Tim: Up until a few months ago, collectors were having to work in COVID wards, and then later work in the general population, which obviously increased the risk of infection. The only reason this was stopped was because it could have spread COVID to the general population.
WSWS: What do you think about “National Cabinet” reducing the isolation period of workers in essential services so they can come back to work while possibly still infectious?
Tim: That decision is unscientific because it creates the potential for further infections and it adds to the pressure on staff, who might be sick, and are afraid that they will pass it on to someone else. The policy doesn’t correspond to the health and wellbeing of the workers.
Potentially, you have a collector who might see 30 patients a day, and if they were infected—we’re so close up to patients to do the procedure—there is the potential for a massive increase in the infection rate.
The bottom line is that it’s a business decision. Governments are taking steps to keep the economy running at the expense of the health and safety of the population and especially health care workers.
I was speaking to a friend who was off work with COVID. She told me she was in a terrible state. We all agree that in this job, it’s only a matter of time before a patient comes in positive and that’ll be it. A collector will get COVID and pass it on. The discussion at our workplace is that we’re going to get it sooner or later.
WSWS: What has been the role of the union, the Health Workers Union in relation to these dangers?
Tim: It is deafeningly quiet. One of the things we’re trying to do is to get the company to provide us with rapid antigen tests at every collection centre. This is a very basic health and safety issue, but it’s not happening at the moment because it’s not the policy of the company to provide these tests.
Those workers who were previously tested, were tested by our manager from her own batch of rapid antigen tests. She bought some and had to give them to the staff. We’re the frontline workers and yet we’re not even given the most basic equipment to protect ourselves. The union has said nothing about this.
WSWS: Have you had booster shots?
Tim: I’ve had a booster but at our company getting vaccines and boosters is left up to the individual. The company made no attempt to provide boosters, and that was its policy right from the start.
Now, with the dropping of the PPE precautions, I hardly see the collectors wearing PPE because it’s no longer required. PPE is cumbersome but it’s there to maintain protection.
It’s a breakdown. You’ve got private companies trying to accumulate as much profit as they can from the pandemic. Even the question of testing and protecting their workforce is not done on the basis of a scientific understanding of what we’re confronting. It’s based on the government policy of business as “normal.”
I think rank-and-file safety committees are completely necessary. Governments are producing policies that are contrary to our safety, and the safety of patients. Then you have the trade unions, who are completely silent and haven’t even raised the question of how many workers are infected already. Workers have been isolated.

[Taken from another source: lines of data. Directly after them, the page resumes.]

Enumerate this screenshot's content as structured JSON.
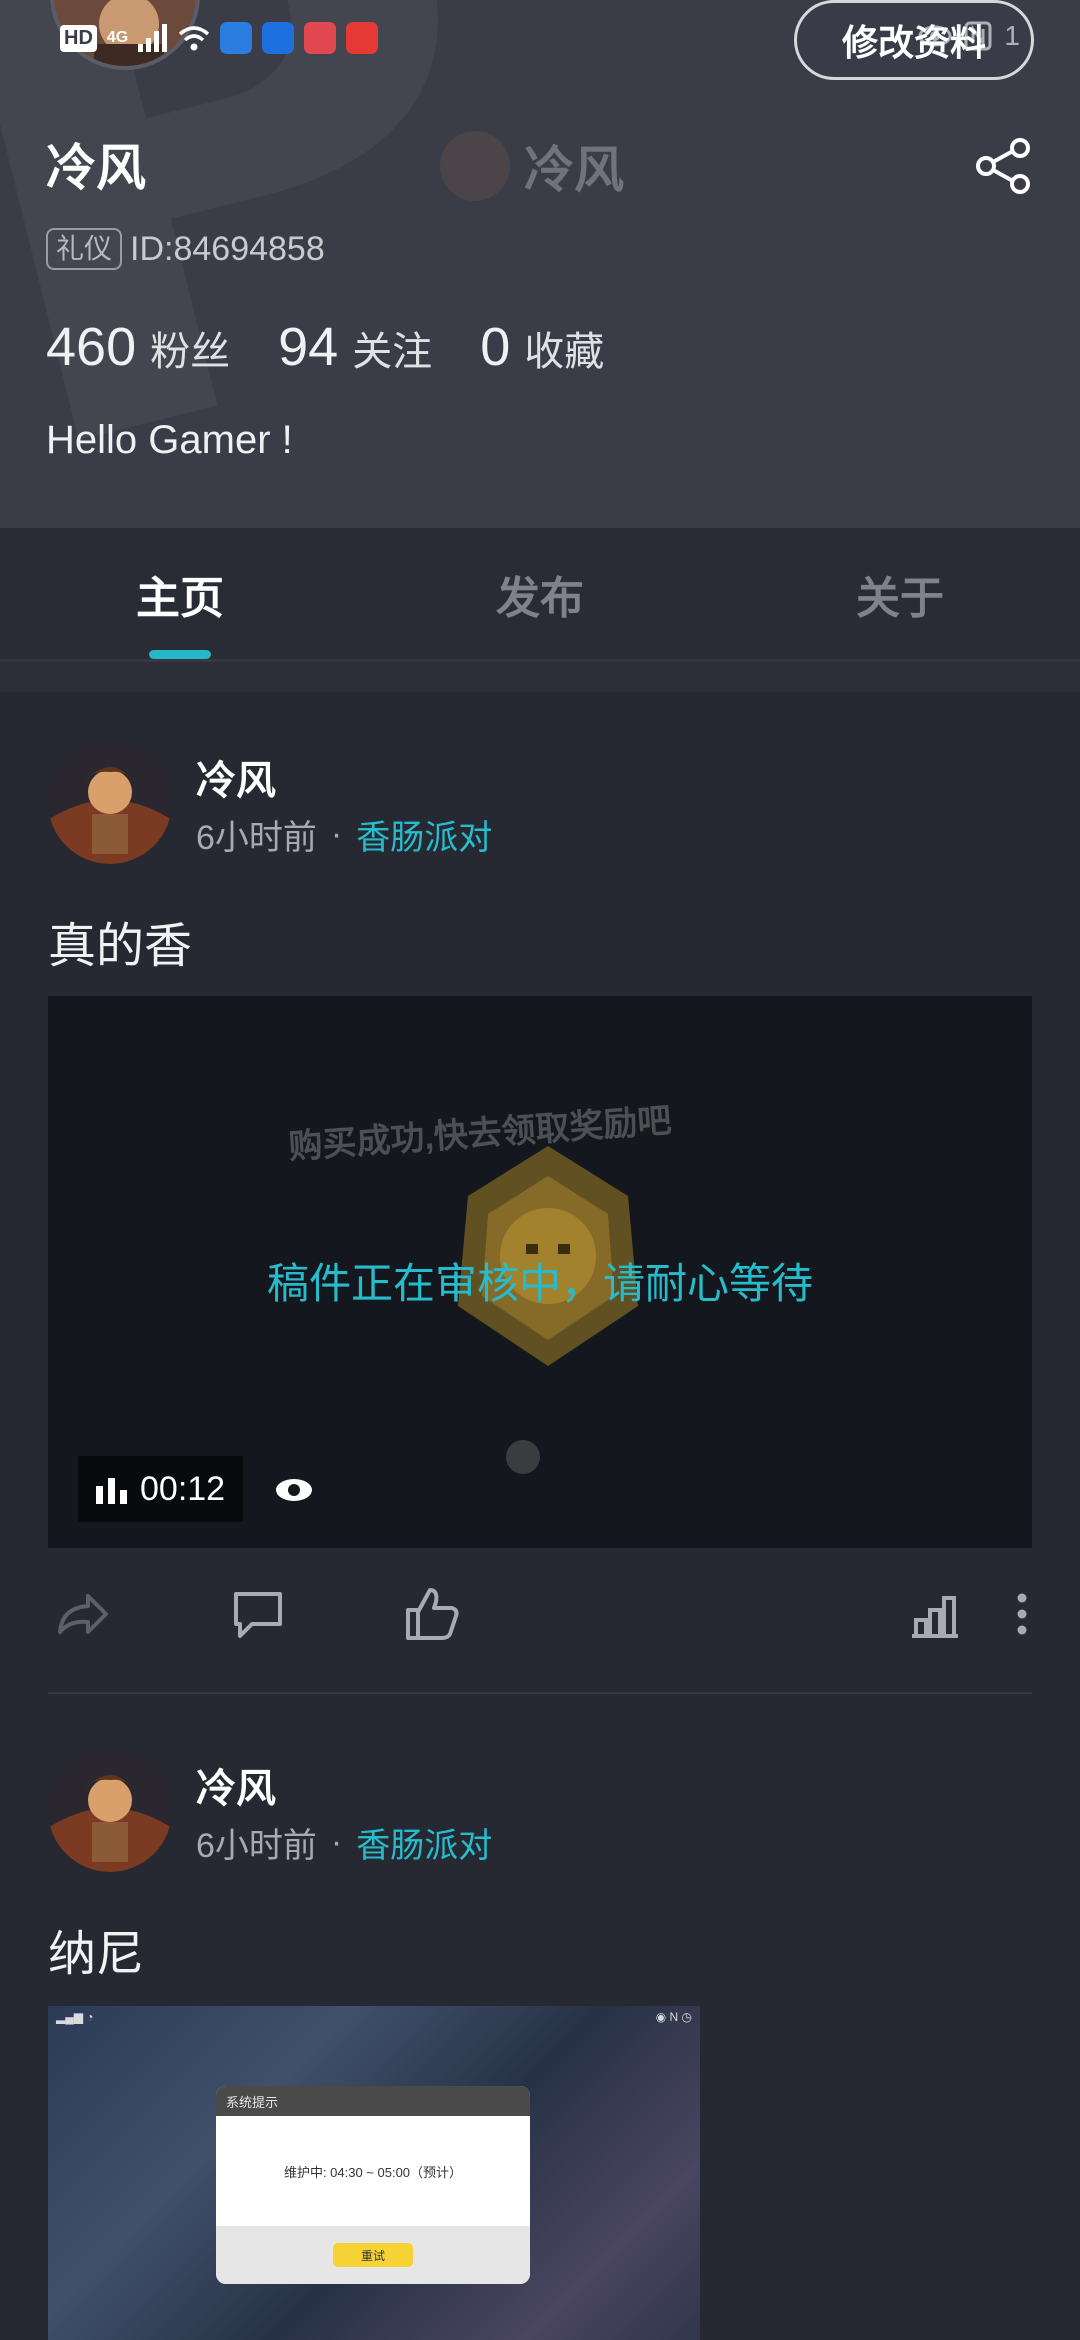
{
  "status_bar": {
    "hd": "HD",
    "network": "4G",
    "right_digit": "1"
  },
  "profile": {
    "edit_label": "修改资料",
    "name": "冷风",
    "role_badge": "礼仪",
    "id_text": "ID:84694858",
    "stats": [
      {
        "num": "460",
        "label": "粉丝"
      },
      {
        "num": "94",
        "label": "关注"
      },
      {
        "num": "0",
        "label": "收藏"
      }
    ],
    "bio": "Hello Gamer !"
  },
  "tabs": [
    {
      "label": "主页",
      "active": true
    },
    {
      "label": "发布",
      "active": false
    },
    {
      "label": "关于",
      "active": false
    }
  ],
  "posts": [
    {
      "author": "冷风",
      "time": "6小时前",
      "topic": "香肠派对",
      "text": "真的香",
      "video": {
        "bg_text": "购买成功,快去领取奖励吧",
        "status": "稿件正在审核中，请耐心等待",
        "duration": "00:12"
      }
    },
    {
      "author": "冷风",
      "time": "6小时前",
      "topic": "香肠派对",
      "text": "纳尼",
      "screenshot": {
        "dialog_title": "系统提示",
        "dialog_message": "维护中: 04:30 ~ 05:00（预计）",
        "dialog_button": "重试"
      }
    }
  ],
  "colors": {
    "accent": "#26bccb",
    "background": "#262832",
    "header": "#3a3d48"
  }
}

There’s also the question of the casual workforce. There was a worker today who was isolated for five days and didn’t know how he was going to get paid. But if he’s isolated for medical reasons then he should be paid. If you’re a casual worker you’re pretty much on the baseline anyway and if you don’t get shifts you don’t get paid. Our work is not highly paid and it’s difficult to survive.

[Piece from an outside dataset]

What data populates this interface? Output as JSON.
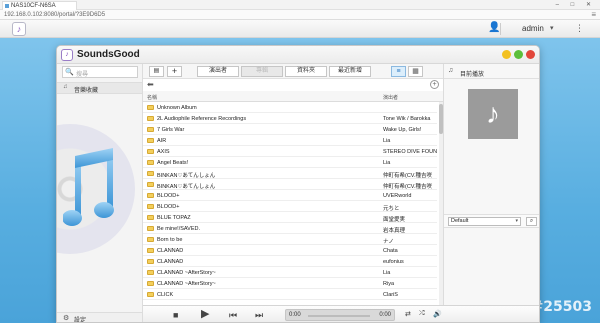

In the workplace there’s unease and people seem to have come to the conclusion that sooner or later we’re going to get infected as collectors.
WSWS: That’s the government policy but it’s not inevitable.

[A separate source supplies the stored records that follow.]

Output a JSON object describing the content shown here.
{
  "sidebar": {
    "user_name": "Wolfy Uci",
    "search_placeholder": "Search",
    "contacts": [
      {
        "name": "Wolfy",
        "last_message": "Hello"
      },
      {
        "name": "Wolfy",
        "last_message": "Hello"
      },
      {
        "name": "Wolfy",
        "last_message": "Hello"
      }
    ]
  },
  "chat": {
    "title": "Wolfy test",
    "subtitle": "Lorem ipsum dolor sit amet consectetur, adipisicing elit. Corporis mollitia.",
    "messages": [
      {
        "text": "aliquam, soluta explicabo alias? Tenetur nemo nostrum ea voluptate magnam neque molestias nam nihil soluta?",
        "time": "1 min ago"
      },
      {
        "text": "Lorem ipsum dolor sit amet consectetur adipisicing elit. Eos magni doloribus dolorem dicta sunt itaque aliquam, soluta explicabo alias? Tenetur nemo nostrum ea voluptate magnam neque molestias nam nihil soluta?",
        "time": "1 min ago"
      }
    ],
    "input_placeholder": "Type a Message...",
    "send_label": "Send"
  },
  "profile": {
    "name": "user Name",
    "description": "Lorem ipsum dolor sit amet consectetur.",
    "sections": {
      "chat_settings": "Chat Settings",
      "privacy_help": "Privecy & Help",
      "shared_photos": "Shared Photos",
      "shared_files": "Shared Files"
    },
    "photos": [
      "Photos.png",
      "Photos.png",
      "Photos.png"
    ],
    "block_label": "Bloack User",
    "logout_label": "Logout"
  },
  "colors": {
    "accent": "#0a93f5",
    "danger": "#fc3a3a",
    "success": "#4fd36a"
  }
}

Tim: Yes, that’s right. It was shown earlier in the pandemic that with lockdowns the numbers could be controlled. China is a place where public health policy is still working and so these policies can work. If this was done internationally, it would get rid of the virus.